NUS chemists have developed a highly efficient nanostructured catalyst based on zinc and silver that can convert carbon dioxide, an environmental pollutant and greenhouse gas, to methanol for use as chemical feedstock and fuel.
The electrocatalytic reduction of carbon dioxide using renewable electricity and an appropriate catalyst is a promising green manufacturing method to produce chemicals and fuels sustainably. Methanol is one of the most valuable products that can be generated from this process. Apart from its use as a fuel, it is also employed as a chemical building block to produce more complex chemicals such as acetic acid. While the chemical structure for methanol may be simple, its conversion efficiency from carbon dioxide is poor.
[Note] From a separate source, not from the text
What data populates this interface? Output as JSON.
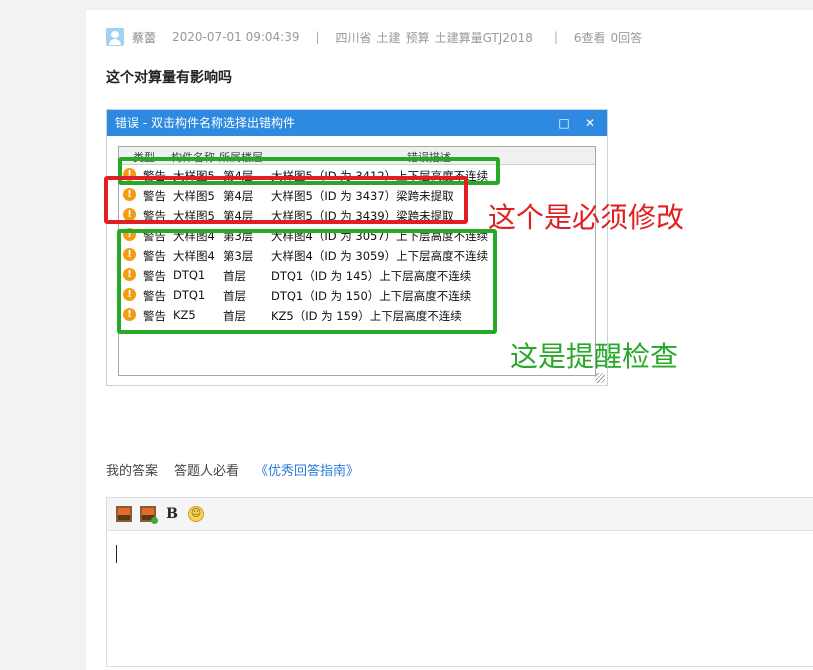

A research team led by Prof Yeo Boon Siang, Jason, from the Department of Chemistry, NUS in collaboration with Dr. Federico Calle-Vallejo from the University of Barcelona, Spain has discovered that zinc dendrites deposited on silver foam (termed as PD-Zn/Ag foam), can be used as a catalyst to convert carbon dioxide to methanol with high efficiency. Zinc and silver metals by themselves, and their alloys, are more effective for converting carbon dioxide to carbon monoxide. However, by patterning them at the nanometer scale, their functionality as a catalyst can be enhanced. The resulting PD-Zn/Ag foam is able to produce methanol with a Faradaic efficiency and current density reaching as high as 10.5% and -2.7mA/cm2, respectively. This represents a tenfold increase over conventional zinc-silver catalysts. Using experimental results and theoretical calculations, the catalytically active sites were identified to be strained zinc dendrites deposited on the silver supporting material. These active sites bind to carbon monoxide intermediates strongly, which in turn facilitate their conversion to methanol.
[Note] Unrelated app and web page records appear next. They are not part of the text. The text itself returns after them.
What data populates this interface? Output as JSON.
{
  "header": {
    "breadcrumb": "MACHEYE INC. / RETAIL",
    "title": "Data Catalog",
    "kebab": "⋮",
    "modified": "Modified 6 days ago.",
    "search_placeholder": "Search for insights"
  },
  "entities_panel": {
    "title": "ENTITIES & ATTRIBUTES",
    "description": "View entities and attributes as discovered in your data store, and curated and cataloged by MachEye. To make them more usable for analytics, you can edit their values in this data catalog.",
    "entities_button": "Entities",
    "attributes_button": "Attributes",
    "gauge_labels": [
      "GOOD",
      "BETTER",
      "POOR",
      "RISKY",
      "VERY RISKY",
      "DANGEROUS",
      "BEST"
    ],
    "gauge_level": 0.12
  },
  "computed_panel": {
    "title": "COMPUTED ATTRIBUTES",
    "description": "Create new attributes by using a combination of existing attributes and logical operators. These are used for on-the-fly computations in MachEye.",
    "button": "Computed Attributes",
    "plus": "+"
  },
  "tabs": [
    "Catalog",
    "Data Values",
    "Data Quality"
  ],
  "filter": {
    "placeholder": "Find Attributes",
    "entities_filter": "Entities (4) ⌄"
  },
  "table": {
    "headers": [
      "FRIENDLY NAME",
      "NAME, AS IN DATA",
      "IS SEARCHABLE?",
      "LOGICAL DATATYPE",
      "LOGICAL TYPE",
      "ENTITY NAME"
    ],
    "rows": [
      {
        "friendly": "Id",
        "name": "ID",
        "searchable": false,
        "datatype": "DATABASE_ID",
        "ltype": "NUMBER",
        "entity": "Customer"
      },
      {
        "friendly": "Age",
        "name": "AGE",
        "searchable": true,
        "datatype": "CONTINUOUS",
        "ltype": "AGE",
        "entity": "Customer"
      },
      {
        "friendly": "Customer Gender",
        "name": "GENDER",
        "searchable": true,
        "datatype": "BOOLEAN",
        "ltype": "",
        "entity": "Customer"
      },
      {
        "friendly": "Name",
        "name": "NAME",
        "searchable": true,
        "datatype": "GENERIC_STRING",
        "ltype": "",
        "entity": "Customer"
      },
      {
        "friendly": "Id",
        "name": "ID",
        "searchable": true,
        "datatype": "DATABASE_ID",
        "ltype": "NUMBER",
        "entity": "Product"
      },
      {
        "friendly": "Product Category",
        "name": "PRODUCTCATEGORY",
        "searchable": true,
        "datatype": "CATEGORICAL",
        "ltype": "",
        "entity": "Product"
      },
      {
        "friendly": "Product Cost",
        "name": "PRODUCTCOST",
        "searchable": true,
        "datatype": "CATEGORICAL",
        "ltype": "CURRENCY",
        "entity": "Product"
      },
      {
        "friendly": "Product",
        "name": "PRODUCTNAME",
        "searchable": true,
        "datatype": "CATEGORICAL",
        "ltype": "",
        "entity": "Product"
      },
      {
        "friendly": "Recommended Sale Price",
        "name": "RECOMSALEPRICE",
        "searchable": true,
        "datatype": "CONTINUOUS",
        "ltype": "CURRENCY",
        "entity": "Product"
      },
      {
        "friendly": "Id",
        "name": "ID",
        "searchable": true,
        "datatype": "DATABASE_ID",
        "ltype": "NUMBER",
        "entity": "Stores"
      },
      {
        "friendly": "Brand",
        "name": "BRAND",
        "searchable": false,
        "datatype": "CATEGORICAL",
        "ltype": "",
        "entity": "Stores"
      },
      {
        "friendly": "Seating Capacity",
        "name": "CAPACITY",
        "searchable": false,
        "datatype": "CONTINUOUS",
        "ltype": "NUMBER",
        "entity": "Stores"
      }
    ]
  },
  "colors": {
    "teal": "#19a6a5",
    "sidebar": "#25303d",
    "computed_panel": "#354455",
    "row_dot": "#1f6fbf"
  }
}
Prof Yeo said, "This work illustrates that nanostructured bimetallic systems can enhance both the activity and selectivity of the catalytic carbon dioxide reduction reaction. The research outcome can be exploited to design and synthesise catalysts with improved functionality."
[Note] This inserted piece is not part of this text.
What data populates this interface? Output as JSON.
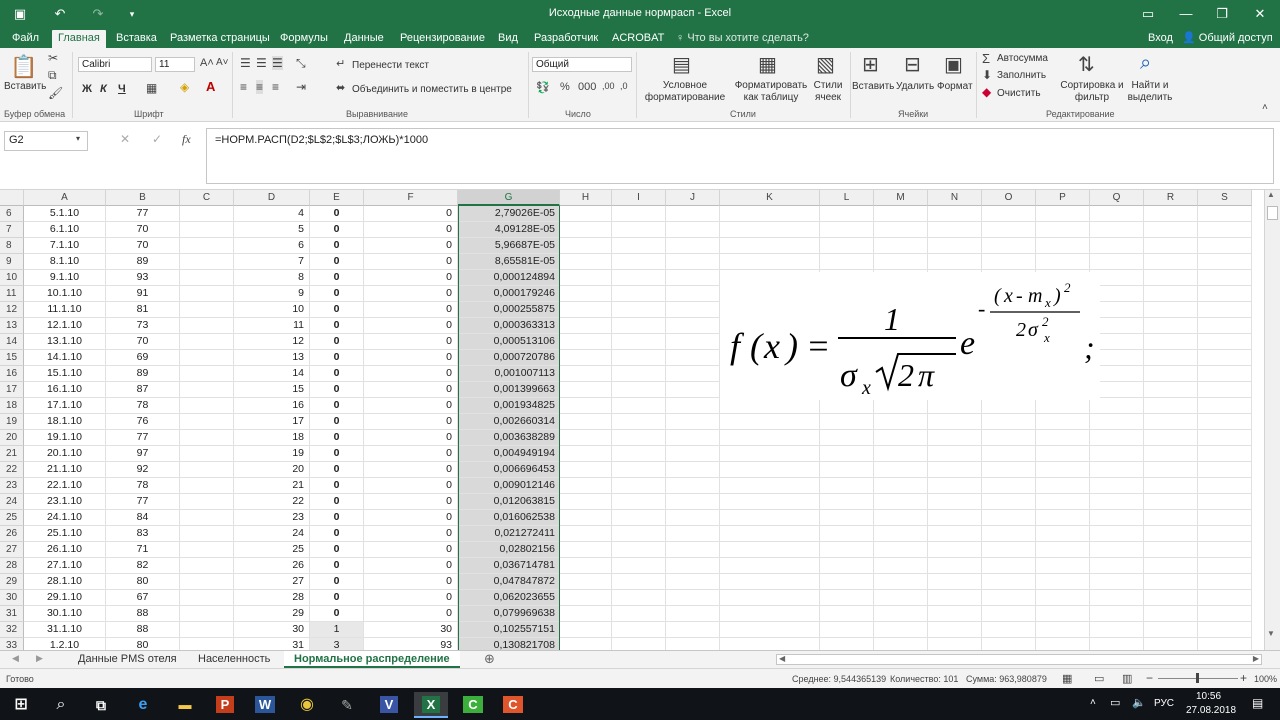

Building on the research findings from their work, the research team plans to develop catalysts with higher methanol conversion efficiency.